KERN COUNTY (October 13, 2021) Yesterday evening, the U.S. Environmental Protection Agency (EPA) and the California State Water Resources Control Board (State Water Board) announced at a joint press conference that Arvin Community Services District (the District) has come into compliance with the federal Safe Drinking Water Act arsenic health standard.
The District partnered with both the EPA and State Water Board to reach this goal through federal and state funding for multi-year arsenic mitigation projects that produced new water well facilities.
The District’s drinking water system serves approximately 20,000 residents of Arvin, which is an overburdened community in Kern County. The water system is supplied by groundwater, which contains naturally occurring arsenic. Drinking high levels of arsenic over many years may increase the chance of lung, bladder, and skin cancers, as well as heart disease, diabetes, and neurological damage.
“For many years, Central Valley communities such as Arvin have struggled to meet drinking water health standards for arsenic,” said EPA Pacific Southwest Acting Regional Administrator Deborah Jordan. “By bringing the system into full compliance with the Safe Drinking Water Act, the District is doing its part to protect human health and provide safe drinking water to the community.”
“Today is a milestone for Arvin and a source of encouragement for other communities throughout the state who lack access to clean and safe drinking water and are working to achieve it,” said Joaquin Esquivel, Chair of the State Water Board. “Mapping, funding and implementing sustainable solutions to contamination issues can be a complex and lengthy undertaking, and we have a generational opportunity and imperative to accelerate this work.
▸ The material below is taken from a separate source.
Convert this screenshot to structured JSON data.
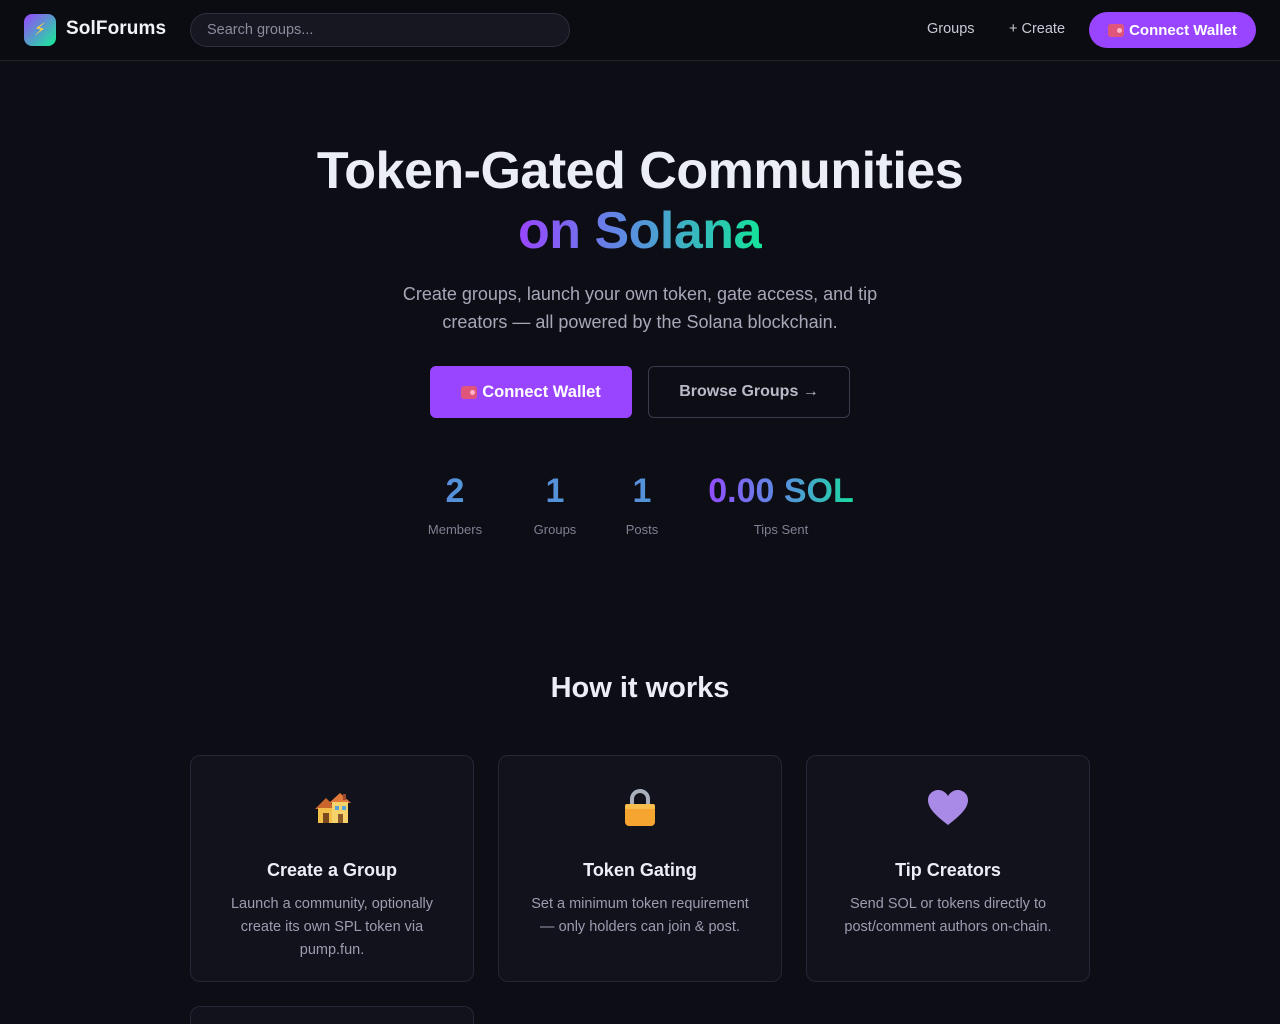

The District’s perseverance now ensures greater protection of the community’s health and Arvin’s long-term drought resilience.”
“Working on the Arsenic Mitigation Project and the Brown and Bryant Superfund Site has been a very challenging and humbling experience, which makes the completion of these projects even more satisfying for the community,” said General Manager Raul Barraza, Jr.
“The Board of Directors and staff are very excited that through the actions of the District, with assistance from the State Water Board and the EPA, the quality of the District’s water supply is the best it has ever had!”, stated Board President Maria M. Alvarez.
In October 2008, EPA ordered the District to ensure residents would have access to safe drinking water by complying with the arsenic safety standard of 10 parts per billion.
The District agreed to:
- Implement an arsenic mitigation project.
- Conduct quarterly meetings and submit quarterly reports to EPA.
- Drill and complete five new groundwater wells.
- Provide alternative drinking water to their customers by installing three drinking water vending machines.
- Conduct quarterly water quality monitoring of drinking water.
The District -- with funding from EPA and the State Water Board -- has been working to construct new wells that would meet drinking water standards. The State Water Board contributed approximately $20 million for the drilling, construction and development of five new wells from 2010 to present. The construction included equipping the wells with pumps, motors, piping and other materials to connect the wells to the existing distribution system.
The District also received funding from EPA in 2017 to replace a drinking water well threatened by contamination from the Brown and Bryant Superfund Site. The District removed the threatened well and constructed a new well farther from the site. For nearly three decades, the Brown and Bryant Site, located off of South Derby Road in Arvin, housed an agricultural distribution facility for pesticides and other agricultural chemicals that released chemicals into the soil and groundwater.